BOSTON – Joel Embiid said after Game 1 that Philadelphia’s crowd is louder than Boston’s.
He may want to reconsider that thought after Thursday night.
TD Garden was NBA Finals-loud during Game 2. It was absolutely deafening during the second quarter, as the Celtics began storming back from a 22-point deficit that eventually turned into a 108-103 victory.
No one playing for either team – save for Al Hoford, who once played in a Game 7 at TD Garden during Boston’s title run back in 2008 – had ever played in a building that loud.
That includes Embiid, who calls the Wells Fargo Center home.
Brad Stevens called Thursday night a “special environment,” and he couldn’t have been any more accurate.
The sellout crowd of 18,624 fans fed off of Boston’s history-making run, as the C’s became just the third team in the last decade to complete a comeback of at least 22 points during the postseason. The 2008 Celtics and the 2018 Thunder are the only other teams to have accomplished the feat.
After trailing by 22 with less than seven minutes remaining in the first half, the Celtics finished the half on a 25-8 run to pull to within five, all the while blowing the lid off of the most famous building in Boston.
“That was a win that was largely attributed to the unbelievable effort of our players and the other 18,000 people in here,” Stevens said after the game. “It was one of those deals: we needed everybody engaged in the game, and it was a special environment.”
Terry Rozier, who continued to play at an absurdly high level by notching 20 points and a game-high (and turnover-free) nine assists, was asked how the Celtics made history Thursday night. The first factor to which he pointed? The people who surrounded him and his teammates.
“Our fans,” he immediately answered. “Our fans and us believing, us coming together even more in the huddle, and definitely our fans and the energy that they brought tonight.”
As the Celtics crept closer and closer during the latter moments of that second quarter, TD Garden grew louder and louder. And after that? Well, there was no denying an entire building filled with Celtic Pride.

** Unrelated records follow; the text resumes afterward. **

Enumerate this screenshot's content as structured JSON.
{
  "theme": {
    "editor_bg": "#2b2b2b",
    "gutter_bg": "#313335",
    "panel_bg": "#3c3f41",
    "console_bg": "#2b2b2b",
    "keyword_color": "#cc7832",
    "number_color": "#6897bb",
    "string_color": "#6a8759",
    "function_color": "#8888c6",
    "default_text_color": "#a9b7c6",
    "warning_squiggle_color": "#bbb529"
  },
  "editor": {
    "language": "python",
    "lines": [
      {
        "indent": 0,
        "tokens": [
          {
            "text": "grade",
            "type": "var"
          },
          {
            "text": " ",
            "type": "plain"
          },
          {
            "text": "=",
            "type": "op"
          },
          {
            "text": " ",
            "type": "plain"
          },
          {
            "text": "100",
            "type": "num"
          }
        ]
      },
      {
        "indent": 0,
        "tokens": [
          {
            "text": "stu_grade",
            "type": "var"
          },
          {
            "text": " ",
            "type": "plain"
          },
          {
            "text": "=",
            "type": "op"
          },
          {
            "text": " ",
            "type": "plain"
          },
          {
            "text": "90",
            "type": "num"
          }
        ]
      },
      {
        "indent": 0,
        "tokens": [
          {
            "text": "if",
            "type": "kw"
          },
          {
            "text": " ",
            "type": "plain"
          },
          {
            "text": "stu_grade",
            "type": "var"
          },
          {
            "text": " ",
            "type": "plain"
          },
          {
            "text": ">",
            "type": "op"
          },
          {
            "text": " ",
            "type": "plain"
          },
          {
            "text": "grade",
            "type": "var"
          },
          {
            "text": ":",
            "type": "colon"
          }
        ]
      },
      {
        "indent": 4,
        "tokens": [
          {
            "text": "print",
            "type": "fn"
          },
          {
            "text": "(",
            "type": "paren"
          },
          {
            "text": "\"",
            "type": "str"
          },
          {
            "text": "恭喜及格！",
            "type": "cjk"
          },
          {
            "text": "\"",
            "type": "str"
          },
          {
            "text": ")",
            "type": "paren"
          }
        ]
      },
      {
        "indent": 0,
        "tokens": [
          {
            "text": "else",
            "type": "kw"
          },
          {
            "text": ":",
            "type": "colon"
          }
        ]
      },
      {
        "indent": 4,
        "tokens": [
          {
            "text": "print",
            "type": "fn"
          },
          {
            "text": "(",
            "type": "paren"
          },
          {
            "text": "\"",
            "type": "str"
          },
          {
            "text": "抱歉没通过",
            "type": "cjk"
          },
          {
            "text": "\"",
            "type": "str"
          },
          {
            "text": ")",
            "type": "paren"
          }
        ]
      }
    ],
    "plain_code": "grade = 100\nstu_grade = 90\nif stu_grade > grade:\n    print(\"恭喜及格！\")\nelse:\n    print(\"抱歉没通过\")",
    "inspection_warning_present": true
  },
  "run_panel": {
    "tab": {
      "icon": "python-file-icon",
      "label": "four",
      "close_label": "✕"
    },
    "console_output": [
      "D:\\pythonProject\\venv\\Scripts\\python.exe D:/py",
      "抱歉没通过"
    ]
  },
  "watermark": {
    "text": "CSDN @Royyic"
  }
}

“Once we got on that run,” said Rozier, “we never looked back.”
Now the Celtics have built a 2-0 series lead, the same lead they built during their first-round series against Milwaukee, which went to seven games. Boston will now head to Philadelphia looking to avoid a similar seven-game path.
Doing so will surely be a challenge. The 76ers are an incredibly talented team, and their fan base is starving for success. The crowd at Games 3 and 4 will surely be hostile and electric.
But will those crowds eclipse the decibel level that was heard Thursday night at TD Garden? That’s unlikely, but the final answer to that question is largely in the hands of the Celtics.
Boston failed to win a game on the road during the first round. It now has plans to change that trend and to take control of this series.
“We took care of business at home and that is the most important thing,” Rozier said. “Now we are looking to steal one on the road.”
If the Celtics do so, they will either have the opportunity to close out the series in Game 4, or they’ll head back to Boston with a 3-1 series lead.
And in the process, they’ll have silenced a Philadelphia crowd that Embiid dared to deem more raucous than Boston’s.